Norah Jones has come a long way since her enigmatic hit single “Don’t Know Why” soared to number one on the Top 40 adult music charts in 2002. That song, and the album that contained it, “Come Away with Me,” took the 2003 Grammy Awards by storm. With eight nominations, she took home five Grammys for Best New Artist, Album of the Year, Best Pop Vocal Album, Best Female Pop Vocal Performance and a technical award for Best Engineered Album, Non-Classical. The record was certified platinum (one million sold) six months after it dropped and diamond (10 million) in 2005. Not bad for a (then) 22-year-old musician.
But the description of singer, songwriter and pianist Jones as a “pop” artist is misleading. She is firmly grounded in the world of jazz, counting Bill Evans, Miles Davis, Billie Holiday and Nina Simone as strong influences on her music.

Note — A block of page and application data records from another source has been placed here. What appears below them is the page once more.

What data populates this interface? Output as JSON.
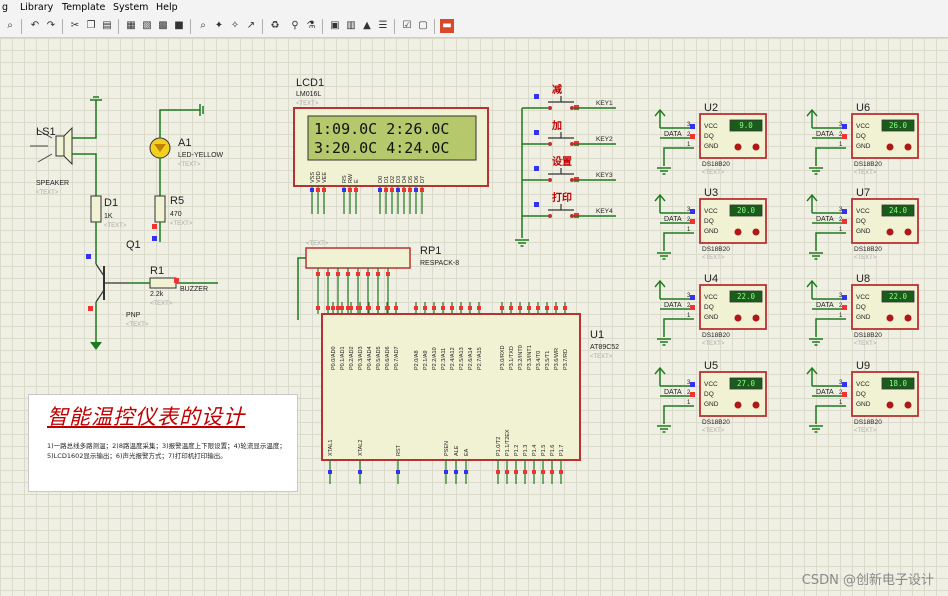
{
  "menu": {
    "items": [
      "g",
      "Library",
      "Template",
      "System",
      "Help"
    ]
  },
  "toolbar": {
    "icons": [
      "zoom-icon",
      "undo-icon",
      "redo-icon",
      "cut-icon",
      "copy-icon",
      "paste-icon",
      "block-copy-icon",
      "block-move-icon",
      "block-rotate-icon",
      "block-delete-icon",
      "pick-device-icon",
      "make-device-icon",
      "packaging-icon",
      "decompose-icon",
      "wire-autoroute-icon",
      "search-icon",
      "property-assign-icon",
      "new-sheet-icon",
      "remove-sheet-icon",
      "zoom-child-icon",
      "bill-of-materials-icon",
      "electrical-rule-check-icon",
      "netlist-icon",
      "pcb-icon"
    ]
  },
  "speaker": {
    "ref": "LS1",
    "type": "SPEAKER",
    "text": "<TEXT>"
  },
  "d1": {
    "ref": "D1",
    "value": "1K",
    "text": "<TEXT>"
  },
  "r5": {
    "ref": "R5",
    "value": "470",
    "text": "<TEXT>"
  },
  "q1": {
    "ref": "Q1",
    "type": "PNP",
    "text": "<TEXT>"
  },
  "r1": {
    "ref": "R1",
    "value": "2.2k",
    "text": "<TEXT>",
    "net": "BUZZER"
  },
  "a1": {
    "ref": "A1",
    "type": "LED-YELLOW",
    "text": "<TEXT>"
  },
  "lcd": {
    "ref": "LCD1",
    "type": "LM016L",
    "text": "<TEXT>",
    "line1": "1:09.0C  2:26.0C",
    "line2": "3:20.0C  4:24.0C",
    "pins": [
      "VSS",
      "VDD",
      "VEE",
      "RS",
      "RW",
      "E",
      "D0",
      "D1",
      "D2",
      "D3",
      "D4",
      "D5",
      "D6",
      "D7"
    ]
  },
  "rp1": {
    "ref": "RP1",
    "type": "RESPACK-8",
    "text": "<TEXT>"
  },
  "u1": {
    "ref": "U1",
    "type": "AT89C52",
    "text": "<TEXT>",
    "p0": [
      "P0.0/AD0",
      "P0.1/AD1",
      "P0.2/AD2",
      "P0.3/AD3",
      "P0.4/AD4",
      "P0.5/AD5",
      "P0.6/AD6",
      "P0.7/AD7"
    ],
    "p2": [
      "P2.0/A8",
      "P2.1/A9",
      "P2.2/A10",
      "P2.3/A11",
      "P2.4/A12",
      "P2.5/A13",
      "P2.6/A14",
      "P2.7/A15"
    ],
    "p3": [
      "P3.0/RXD",
      "P3.1/TXD",
      "P3.2/INT0",
      "P3.3/INT1",
      "P3.4/T0",
      "P3.5/T1",
      "P3.6/WR",
      "P3.7/RD"
    ],
    "bottom": [
      "XTAL1",
      "XTAL2",
      "RST",
      "PSEN",
      "ALE",
      "EA",
      "P1.0/T2",
      "P1.1/T2EX",
      "P1.2",
      "P1.3",
      "P1.4",
      "P1.5",
      "P1.6",
      "P1.7"
    ]
  },
  "keys": [
    {
      "label": "减",
      "net": "KEY1"
    },
    {
      "label": "加",
      "net": "KEY2"
    },
    {
      "label": "设置",
      "net": "KEY3"
    },
    {
      "label": "打印",
      "net": "KEY4"
    }
  ],
  "sensors": [
    {
      "ref": "U2",
      "reading": "9.0"
    },
    {
      "ref": "U3",
      "reading": "20.0"
    },
    {
      "ref": "U4",
      "reading": "22.0"
    },
    {
      "ref": "U5",
      "reading": "27.0"
    },
    {
      "ref": "U6",
      "reading": "26.0"
    },
    {
      "ref": "U7",
      "reading": "24.0"
    },
    {
      "ref": "U8",
      "reading": "22.0"
    },
    {
      "ref": "U9",
      "reading": "18.0"
    }
  ],
  "sensor_common": {
    "type": "DS18B20",
    "text": "<TEXT>",
    "net": "DATA",
    "pins": [
      "VCC",
      "DQ",
      "GND"
    ]
  },
  "note": {
    "title": "智能温控仪表的设计",
    "body": "1)一路总线多路测温；2)8路温度采集；3)报警温度上下限设置；4)轮流显示温度；5)LCD1602显示输出；6)声光报警方式；7)打印机打印输出。"
  },
  "watermark": "CSDN @创新电子设计",
  "colors": {
    "wire": "#1f7a1f",
    "body": "#b83232",
    "lcd_bg": "#b5c86c",
    "display_bg": "#1a5c1a",
    "display_text": "#8cff8c",
    "part_fill": "#f1f1d3"
  }
}
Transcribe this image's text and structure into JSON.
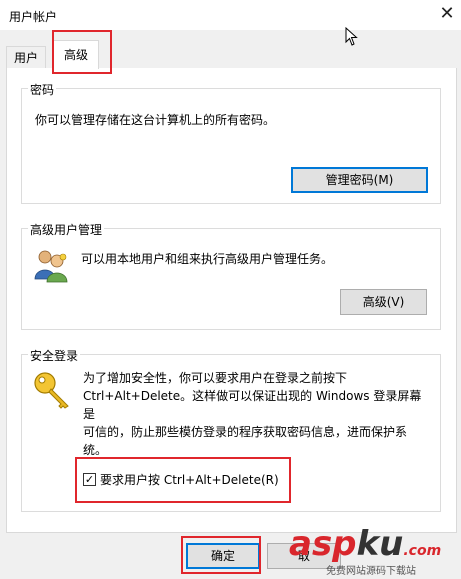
{
  "window": {
    "title": "用户帐户",
    "close_glyph": "✕"
  },
  "tabs": [
    {
      "label": "用户"
    },
    {
      "label": "高级"
    }
  ],
  "password_group": {
    "label": "密码",
    "description": "你可以管理存储在这台计算机上的所有密码。",
    "button": "管理密码(M)"
  },
  "advanced_user_group": {
    "label": "高级用户管理",
    "description": "可以用本地用户和组来执行高级用户管理任务。",
    "button": "高级(V)"
  },
  "secure_logon_group": {
    "label": "安全登录",
    "description_lines": [
      "为了增加安全性，你可以要求用户在登录之前按下",
      "Ctrl+Alt+Delete。这样做可以保证出现的 Windows 登录屏幕是",
      "可信的，防止那些模仿登录的程序获取密码信息，进而保护系",
      "统。"
    ],
    "checkbox_label": "要求用户按 Ctrl+Alt+Delete(R)",
    "checkbox_checked": true
  },
  "footer": {
    "ok_button": "确定",
    "cancel_button_partial": "取"
  },
  "watermark": {
    "brand_1": "asp",
    "brand_2": "ku",
    "brand_tld": ".com",
    "tagline": "免费网站源码下载站"
  },
  "colors": {
    "highlight_red": "#e0262c",
    "focus_blue": "#0078d7",
    "watermark_red": "#d9262c"
  }
}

Born in Brooklyn (as Geetali Norah Shankar), Jones is famously the daughter of Indian classical music giant and master sitarist Ravi Shankar. She grew up with her mother in Grapevine, Texas, and attributes her early musical education to her mother, concert promoter Sue Jones.
“My mom had this eight-album Billie Holiday set,” Jones told the BMI publication MusicWorld in 2002. “I picked out one disc that I liked and played that over and over again. ‘You Go to My Head’ was my favorite.”
While in high school, she won Down Beat magazine’s Student Music Award for Best Jazz Vocalist (twice) and Best Original Composition. Pursuing her dream of becoming a jazz singer, Jones relocated to New York in 1999 and soon picked up gigs around town and quickly caught the attention of the legendary Blue Note Records, signing a deal with that company, a subsidiary of EMI, two years later.
Though jazz was—and is—her first love, Jones effortlessly moves among genres both as a songwriter and performer, demonstrating her versatility on collaborations with musicians as diverse as Herbie Hancock, Willie Nelson, Outkast and the Foo Fighters. Her 2014 record “Little Broken Hearts,” one of her most experimental outings to date, was produced by Brian Burton, aka Danger Mouse, whose previous work includes producing The Black Keys, Gnarls Barkley and Beck.
The Boston Globe raved, “There are enough good musical ideas here to keep the mind from wandering and brings her squarely into contemporary pop without sounding contrived.”
This will be Jones’ debut appearance at the Monterey Jazz Festival, and her show is highly anticipated. Her most recent album, “Day Breaks” was one of Rolling Stone magazine’s “Top 50 Albums of 2016.”
Nate Chinen of The New York Times wrote that the album “…brings her back into the jazz fold without taking the safe or familiar route…it features prominent jazz artists like the saxophonist Wayne Shorter and the bassist John Patitucci.”
Norah Jones performs Sunday evening at 9:40pm on the Jimmy Lyons Stage, accompanied by the incomparable rhythm section of drummer Brian Blades and bassist Chris Thomas.